Purpose of review: This paper reviews recent research related to the revisions of the gambling disorder (GD) criteria, including the elimination of the illegal acts criterion and the lowered diagnostic threshold. Recent findings: Studies suggest that the removal of the illegal acts criterion has little impact in terms of prevalence or loss of diagnostic status among gamblers, especially when considered in combination with the lowered diagnostic threshold. Overall, prevalence rates will increase modestly with the lowered threshold in community samples of gamblers. However, increases in GD prevalence rates may be more notable in settings that serve individuals at higher risk for gambling problems (e.g., substance abuse treatment clinics and homeless persons). Summary: Changes to the GD diagnostic criteria may lead to increased recognition of gambling problems, particularly in settings that serve high-risk populations.

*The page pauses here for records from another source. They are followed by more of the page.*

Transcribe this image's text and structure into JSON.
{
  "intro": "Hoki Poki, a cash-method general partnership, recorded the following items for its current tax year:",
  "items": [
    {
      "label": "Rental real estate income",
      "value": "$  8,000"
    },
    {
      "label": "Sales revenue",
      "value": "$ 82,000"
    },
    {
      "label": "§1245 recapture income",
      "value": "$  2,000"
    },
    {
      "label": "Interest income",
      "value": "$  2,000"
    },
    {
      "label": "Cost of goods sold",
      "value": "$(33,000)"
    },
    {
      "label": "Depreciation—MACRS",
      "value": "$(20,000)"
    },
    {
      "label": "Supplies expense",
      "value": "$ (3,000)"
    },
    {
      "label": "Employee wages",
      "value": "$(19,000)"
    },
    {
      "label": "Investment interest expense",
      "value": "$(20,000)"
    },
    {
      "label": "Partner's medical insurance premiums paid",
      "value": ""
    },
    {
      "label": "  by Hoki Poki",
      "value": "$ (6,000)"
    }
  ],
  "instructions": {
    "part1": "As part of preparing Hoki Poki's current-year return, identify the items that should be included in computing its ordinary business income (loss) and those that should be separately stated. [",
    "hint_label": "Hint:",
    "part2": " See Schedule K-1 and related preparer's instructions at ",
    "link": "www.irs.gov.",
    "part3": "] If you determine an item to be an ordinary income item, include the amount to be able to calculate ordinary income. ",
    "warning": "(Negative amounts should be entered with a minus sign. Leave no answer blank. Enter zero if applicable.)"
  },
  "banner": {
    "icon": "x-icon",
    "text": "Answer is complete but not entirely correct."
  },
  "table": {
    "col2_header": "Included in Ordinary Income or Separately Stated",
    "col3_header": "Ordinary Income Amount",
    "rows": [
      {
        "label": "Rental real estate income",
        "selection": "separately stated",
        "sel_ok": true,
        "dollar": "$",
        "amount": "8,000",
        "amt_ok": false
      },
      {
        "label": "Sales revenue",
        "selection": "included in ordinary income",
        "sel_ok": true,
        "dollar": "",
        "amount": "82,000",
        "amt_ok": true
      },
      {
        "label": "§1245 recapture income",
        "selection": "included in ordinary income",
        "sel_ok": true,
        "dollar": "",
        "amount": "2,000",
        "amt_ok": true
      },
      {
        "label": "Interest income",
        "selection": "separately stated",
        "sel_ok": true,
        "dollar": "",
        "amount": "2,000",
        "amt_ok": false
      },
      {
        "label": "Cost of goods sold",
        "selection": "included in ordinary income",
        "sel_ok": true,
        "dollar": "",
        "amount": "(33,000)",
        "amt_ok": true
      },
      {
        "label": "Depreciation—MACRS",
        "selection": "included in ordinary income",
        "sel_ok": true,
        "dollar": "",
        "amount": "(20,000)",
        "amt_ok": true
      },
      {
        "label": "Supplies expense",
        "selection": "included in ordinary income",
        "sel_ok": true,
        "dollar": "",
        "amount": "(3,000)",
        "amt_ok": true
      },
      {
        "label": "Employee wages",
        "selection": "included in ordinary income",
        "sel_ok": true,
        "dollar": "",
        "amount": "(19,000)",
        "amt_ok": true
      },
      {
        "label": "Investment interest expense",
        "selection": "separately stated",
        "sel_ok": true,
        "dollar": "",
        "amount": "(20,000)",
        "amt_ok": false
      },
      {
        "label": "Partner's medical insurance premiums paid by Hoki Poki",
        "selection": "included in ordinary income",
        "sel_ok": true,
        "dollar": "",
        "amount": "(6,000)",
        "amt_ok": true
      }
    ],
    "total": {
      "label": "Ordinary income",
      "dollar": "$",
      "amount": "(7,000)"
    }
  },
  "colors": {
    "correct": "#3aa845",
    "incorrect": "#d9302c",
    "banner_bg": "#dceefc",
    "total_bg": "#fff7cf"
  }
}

These changes also may necessitate the training of more clinicians in the delivery of efficacious gambling treatments.

Rash, C. J., & Petry, N. M. (2016). Gambling Disorder in the DSM-5: Opportunities to Improve Diagnosis and Treatment Especially in Substance Use and Homeless Populations. Current Addiction Reports, 1–5. http://doi.org/10.1007/s40429-016-0112-0